Editor’s note: This is the second installment of an eight-part series.
The COVID-19 pandemic impacted nonprofits, especially nonprofits that provide health and human services, in very unique ways.
For instance, the need for their services increased – up to 300% in some cases – while nonprofits’ ability to fundraise to meet the need decreased.
Capacity restrictions and mitigations to keep staff and clients safe while providing the much-needed services added to the challenges.
In a December 2020 Herald-News story, United Way of Will County spokesperson Sarah Oprzedek said 30% of people in Will County were just over the poverty line, which meant they made too much to receive assistance and not enough to pay for necessities.
But even though society has opened back up doesn’t mean families and nonprofits have recovered from last year.
So the Herald-News recently asked eight Will County nonprofits the following questions: What was your biggest need pre-COVID? How did COVID affect your ability to serve your clients – as well as your ability to fundraise?
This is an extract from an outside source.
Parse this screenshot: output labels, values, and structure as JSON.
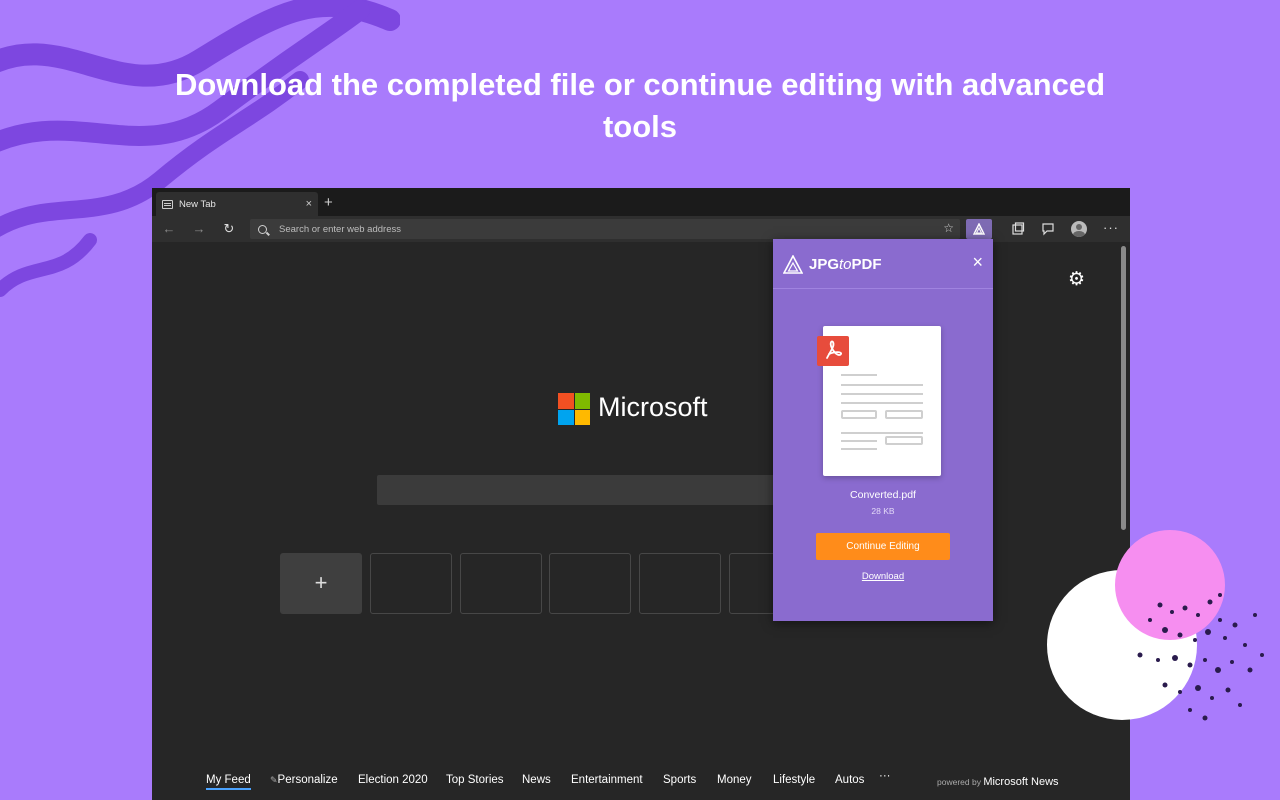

What strategies did you implement? What is the biggest challenge for your organization in 2021?
Here is how the George Werden Buck Boys and Girls Club answered those questions.
“A consistent revenue stream” was the Boys and Girls Club’s most critical need pre-COVID and it continues to be the most “pronounced challenge,” according to Kahlil Diab, executive director of the 70-year-old facility-based organization in Joliet.
Funding is needed not only to sustain operations but to grow them, too, in order to meet the needs of the children in Will County in an “ever-changing landscape,” Diab said in an email.
COVID was one of those abrupt and dramatic landscape-changers.
“Roughly 75% of our projected revenue for 2020 was essentially erased or significantly altered,” Diab wrote in an email.
Pre-COVID, services such as academic tutoring, meal service, mentoring, and “proven high yield activities” were held in an actual building. And that building closed “due to safety precautions and state mandates in March 2020,” Diab said in an email.
“The majority of our members reside in homeless shelters, are in the foster care system, or come from single parent homes below the poverty line,” Diab wrote. “So fully ceasing services was simply not an option.”
Instead, the club partnered with the Northern Illinois Food Bank to offer curbside “grab and go” meals, Diab said.
The club also partnered with the United Way of Will County and served distribution sites on Joliet’s east side for personal protective equipment and essential hygiene products, Diab said.
Staff also developed an action plan for programming that blended hands-on activities with a weekly activity kit, interactive videos of staff and telephone/Zoom mentoring, Diab said.
All membership dues for any type of programming or initiative in 2020 was completely waived, making it easier for all youth in the community to participate, Diab said.
“The blended approach was necessary because a large number of the club’s members come from the District 86 school district and would not receive take-home laptops until the fall of 2020,” Diab said in an email.
Academics were added to a blended summer programming and virtual tutoring became available in the fall.
As if COVID wasn’t enough, a storm in 2020 caused “devastating” water damage to the first floor, where the computer labs, game room and main officers were located. This created “a plethora of challenges relating to destroyed computers, printers, and WIFI capabilities,” Diab wrote. But the club is now fully reopened, and its summer session will launch in July, he said.
Diab is optimistic for the future. The community responded to challenges and the club has “an amazing team” that is “battled-tested,” Diab said.
For more information, visit bgcjoliet.com.